March 16, 2012
Similar to last week’s post on the varying cost dilemmas affecting the health care “ecosystem,” the reality of our nation’s health crisis continues to pose significant financial and care hurdles for healthcare providers and patients in particular. In light of rising health costs, a down economy and quickly changing insurance policies, providers and patients are not only increasingly faced with making difficult decisions that affect the physical care they either provide or receive, but the state of their financial health is in jeopardy as well. More details on this and other figures and insight released this week can be found below.
- The Wall Street Journal highlighted the financial challenges doctors in private practice around the country are facing, as insurers increasingly target the traditional fee for service payment system in their efforts to improve care and reduce medical costs. In the past few months, several large insurers have announced plans to reward “medical home” practices who not only meet certain quality goals, but also for taking steps to upgrade their equipment and integrate more coordinated care services into patient treatment plans. For many providers particularly those in smaller practices, the upfront costs of technological and staff improvements can be financially out-of-reach. The article pointed to Westminster Medical Clinic in Denver, CO, as an example – who turned a frighteningly low net profit of $29,261 last year.
- Equally as devastating, CNN reported on a new paper in the Annals of Family Medicine that projects the average family will face medical costs that are higher than their total income in less than 20 years. Though some experts say this estimate is an overstatement, medical costs have risen faster than inflation since the 1960's, and while the rates may be slowing, the growth is still occurring. With the implementation of the ACA, it is unclear what growth will be in the future as the authors of the paper cited the average annual increase in insurance premiums was 8%, between 2000 and 2009. Meanwhile, ACA supporters point to provisions in the act that are meant to slow or reverse the growth in spending - especially with the added emphasis on preventive care, which is supposed to reduce the need for expensive hospitalizations and emergency room visits.
- CNN Money also reported on the new Congressional Budget Office (CBO) estimates surrounding the Affordable Care Act (ACA). Though the government is now projected to spend $48 billion less to subsidize insurance coverage, CNN writes “the CBO now expects more people to be eligible for Medicaid and the Children's Health Insurance Program, increasing the government's costs by $168 billion compared to last year's estimates. The reason: higher unemployment projections and lower income expectations.” It’s estimated that the total number of uninsured will be reduced by 30 million people by 2016 while those covered by employer-based coverage will slowly decrease. The CBO has not released estimates for the entire ACA.

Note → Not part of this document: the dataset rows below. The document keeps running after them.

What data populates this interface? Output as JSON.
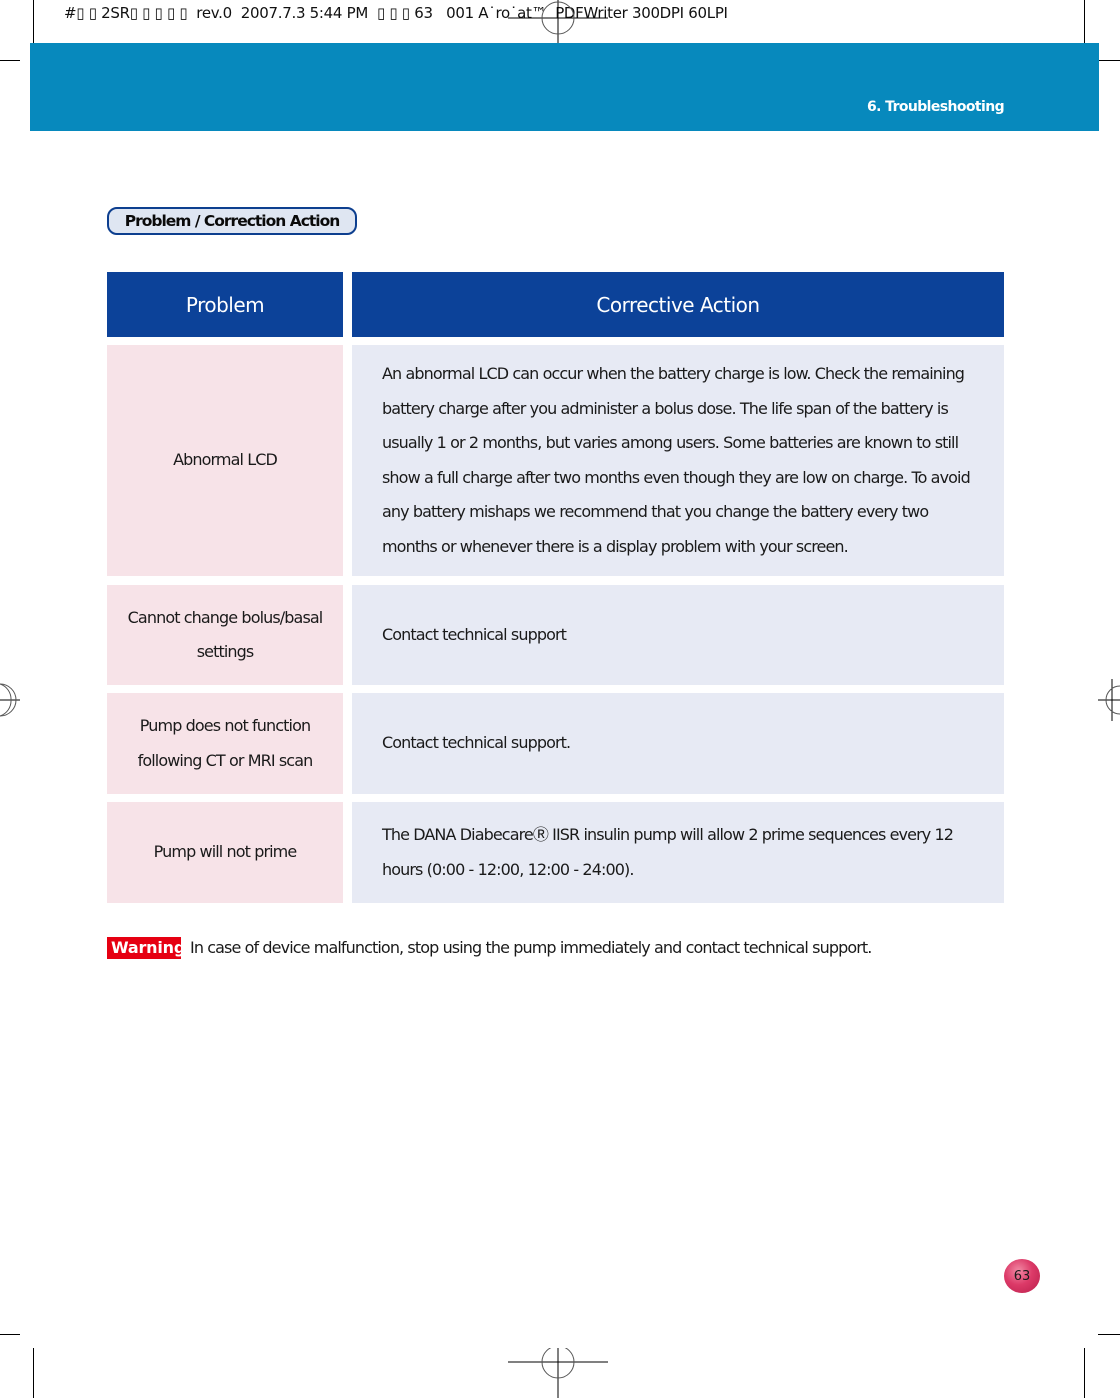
{
  "print_header": {
    "text": "#▯ ▯ 2SR▯ ▯ ▯ ▯ ▯  rev.0  2007.7.3 5:44 PM  ▯ ▯ ▯ 63   001 A˙ro˙at™  PDFWriter 300DPI 60LPI"
  },
  "header": {
    "section_title": "6. Troubleshooting",
    "band_color": "#0789bd"
  },
  "section_pill": {
    "label": "Problem / Correction Action"
  },
  "table": {
    "header_color": "#0c4299",
    "columns": [
      "Problem",
      "Corrective Action"
    ],
    "rows": [
      {
        "problem": "Abnormal LCD",
        "action": "An abnormal LCD can occur when the battery charge is low. Check the remaining battery charge after you administer a bolus dose. The life span of the battery is usually 1 or 2 months, but varies among users. Some batteries are known to still show a full charge after two months even though they are low on charge. To avoid any battery mishaps we recommend that you change the battery every two months or whenever there is a display problem with your screen."
      },
      {
        "problem": "Cannot change bolus/basal settings",
        "action": "Contact technical support"
      },
      {
        "problem": "Pump does not function following CT or MRI scan",
        "action": "Contact technical support."
      },
      {
        "problem": "Pump will not prime",
        "action": "The DANA DiabecareⓇ IISR insulin pump will allow 2 prime sequences every 12 hours (0:00 -  12:00, 12:00 -  24:00)."
      }
    ]
  },
  "warning": {
    "badge": "Warning",
    "badge_color": "#e60012",
    "text": "In case of device malfunction, stop using the pump immediately and contact technical support."
  },
  "page_number": "63"
}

- Lastly, a New York Times blog post took a closer look at young doctors and equipping them to handle issues of cost and their desire to provide quality care for their patients. According to the blog post, “the patchwork of payment patterns that mark the American medical system makes it particularly difficult to teach young doctors. Net costs for treatments and medications vary depending on region, payer and even specific hospitals, so medical students and trainees often end up learning what is relevant only to their particular workplace.” To combat these issues, Dr. Neel Shah, a senior resident in obstetrics and gynecology at Brigham and Women’s Hospital in Boston, formed the nonprofit organization, Costs of Care, and has been collaborating with medical educators and health care economists at Harvard Medical School and at the Pritzker School of Medicine at the University of Chicago. Together, they’ve designed a series of videos and educational materials to help medical students and doctors-in-training learn to make clinical decisions that optimize both quality of care and cost. With support from the American Board of Internal Medicine, these educational modules, called the Teaching Value Project, could represent a significant breakthrough in how medical students learn how to consider the cost of care in their future practices.